The program began at Hart and has expanded to Kramer Middle School, Evans Middle School, and Johnson Junior High School. ERSL works specifically in areas that are considered underservedthat haven’t enjoyed the best of American education. But Schwalb says that literary undernourishment can be a plus. “I find that the kids are more open,” says Schwalb. “This isn’t a remedial program. The kids appreciate the fact that they’re getting something that the other side of Rock Creek Park isn’t getting.”
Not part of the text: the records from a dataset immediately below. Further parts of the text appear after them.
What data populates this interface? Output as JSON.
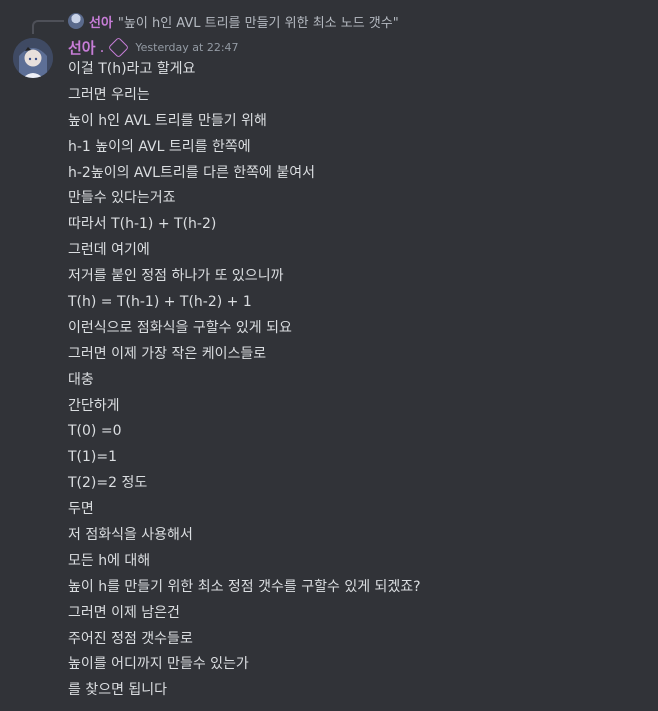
{
  "reply": {
    "username": "선아",
    "text": "\"높이 h인 AVL 트리를 만들기 위한 최소 노드 갯수\""
  },
  "author": {
    "username": "선아",
    "separator": ".",
    "timestamp": "Yesterday at 22:47"
  },
  "message_lines": [
    "이걸 T(h)라고 할게요",
    "그러면 우리는",
    "높이 h인 AVL 트리를 만들기 위해",
    "h-1 높이의 AVL 트리를 한쪽에",
    "h-2높이의 AVL트리를 다른 한쪽에 붙여서",
    "만들수 있다는거죠",
    "따라서 T(h-1) + T(h-2)",
    "그런데 여기에",
    "저거를 붙인 정점 하나가 또 있으니까",
    "T(h) = T(h-1) + T(h-2) + 1",
    "이런식으로 점화식을 구할수 있게 되요",
    "그러면 이제 가장 작은 케이스들로",
    "대충",
    "간단하게",
    "T(0) =0",
    "T(1)=1",
    "T(2)=2 정도",
    "두면",
    "저 점화식을 사용해서",
    "모든 h에 대해",
    "높이 h를 만들기 위한 최소 정점 갯수를 구할수 있게 되겠죠?",
    "그러면 이제 남은건",
    "주어진 정점 갯수들로",
    "높이를 어디까지 만들수 있는가",
    "를 찾으면 됩니다"
  ],
  "colors": {
    "background": "#313338",
    "username": "#c77dd7",
    "text": "#dbdee1",
    "muted": "#949ba4"
  }
}
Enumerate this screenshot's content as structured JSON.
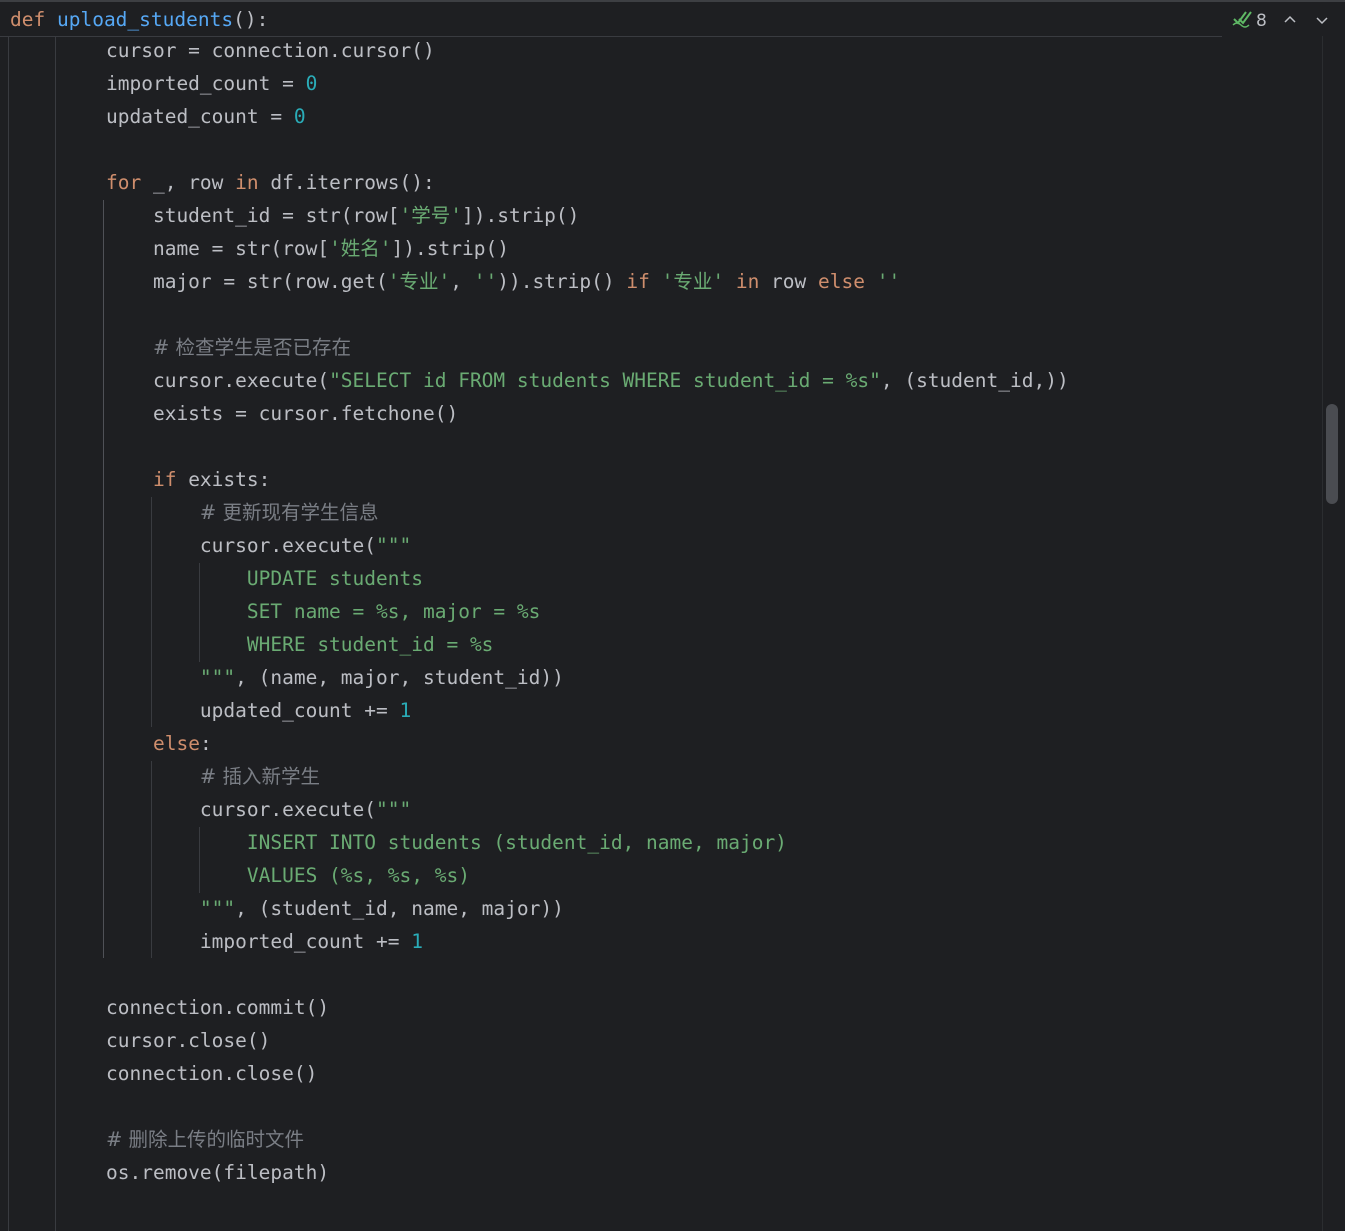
{
  "sticky_header": {
    "kw": "def",
    "name": "upload_students",
    "rest": "():"
  },
  "inspections": {
    "icon": "double-check-icon",
    "count": "8",
    "prev_icon": "chevron-up-icon",
    "next_icon": "chevron-down-icon"
  },
  "code": [
    [
      [
        "",
        "cursor = connection.cursor()"
      ]
    ],
    [
      [
        "",
        "imported_count = "
      ],
      [
        "num",
        "0"
      ]
    ],
    [
      [
        "",
        "updated_count = "
      ],
      [
        "num",
        "0"
      ]
    ],
    [],
    [
      [
        "kw",
        "for"
      ],
      [
        "",
        " _, row "
      ],
      [
        "kw",
        "in"
      ],
      [
        "",
        " df.iterrows():"
      ]
    ],
    [
      [
        "",
        "    student_id = str(row["
      ],
      [
        "str",
        "'学号'"
      ],
      [
        "",
        "]).strip()"
      ]
    ],
    [
      [
        "",
        "    name = str(row["
      ],
      [
        "str",
        "'姓名'"
      ],
      [
        "",
        "]).strip()"
      ]
    ],
    [
      [
        "",
        "    major = str(row.get("
      ],
      [
        "str",
        "'专业'"
      ],
      [
        "",
        ", "
      ],
      [
        "str",
        "''"
      ],
      [
        "",
        ")).strip() "
      ],
      [
        "kw",
        "if"
      ],
      [
        "",
        " "
      ],
      [
        "str",
        "'专业'"
      ],
      [
        "",
        " "
      ],
      [
        "kw",
        "in"
      ],
      [
        "",
        " row "
      ],
      [
        "kw",
        "else"
      ],
      [
        "",
        " "
      ],
      [
        "str",
        "''"
      ]
    ],
    [],
    [
      [
        "",
        "    "
      ],
      [
        "cm",
        "# 检查学生是否已存在"
      ]
    ],
    [
      [
        "",
        "    cursor.execute("
      ],
      [
        "str",
        "\"SELECT id FROM students WHERE student_id = %s\""
      ],
      [
        "",
        ", (student_id,))"
      ]
    ],
    [
      [
        "",
        "    exists = cursor.fetchone()"
      ]
    ],
    [],
    [
      [
        "",
        "    "
      ],
      [
        "kw",
        "if"
      ],
      [
        "",
        " exists:"
      ]
    ],
    [
      [
        "",
        "        "
      ],
      [
        "cm",
        "# 更新现有学生信息"
      ]
    ],
    [
      [
        "",
        "        cursor.execute("
      ],
      [
        "str",
        "\"\"\""
      ]
    ],
    [
      [
        "str",
        "            UPDATE students"
      ]
    ],
    [
      [
        "str",
        "            SET name = %s, major = %s"
      ]
    ],
    [
      [
        "str",
        "            WHERE student_id = %s"
      ]
    ],
    [
      [
        "str",
        "        \"\"\""
      ],
      [
        "",
        ", (name, major, student_id))"
      ]
    ],
    [
      [
        "",
        "        updated_count += "
      ],
      [
        "num",
        "1"
      ]
    ],
    [
      [
        "",
        "    "
      ],
      [
        "kw",
        "else"
      ],
      [
        "",
        ":"
      ]
    ],
    [
      [
        "",
        "        "
      ],
      [
        "cm",
        "# 插入新学生"
      ]
    ],
    [
      [
        "",
        "        cursor.execute("
      ],
      [
        "str",
        "\"\"\""
      ]
    ],
    [
      [
        "str",
        "            INSERT INTO students (student_id, name, major)"
      ]
    ],
    [
      [
        "str",
        "            VALUES (%s, %s, %s)"
      ]
    ],
    [
      [
        "str",
        "        \"\"\""
      ],
      [
        "",
        ", (student_id, name, major))"
      ]
    ],
    [
      [
        "",
        "        imported_count += "
      ],
      [
        "num",
        "1"
      ]
    ],
    [],
    [
      [
        "",
        "connection.commit()"
      ]
    ],
    [
      [
        "",
        "cursor.close()"
      ]
    ],
    [
      [
        "",
        "connection.close()"
      ]
    ],
    [],
    [
      [
        "cm",
        "# 删除上传的临时文件"
      ]
    ],
    [
      [
        "",
        "os.remove(filepath)"
      ]
    ]
  ]
}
Slapping each other around with metaphors and imagery is one thing, but on May 8 at Borders Books & Music, the best from ERSL are going head to head with some of the giants of the literary world. Among them are Linda Pastan, Yusef Komunyakaa, and Naomi Ayala. If last year’s attendance figure of 700 is any indicator, the event, dubbed “Bring In Da Slam 2,” should be a blast. Despite the star-studded competition, Schwalb is unfazed. “As far as they’re concerned, my kids hear poetry on the radio every day.”Ta-Nehisi Coates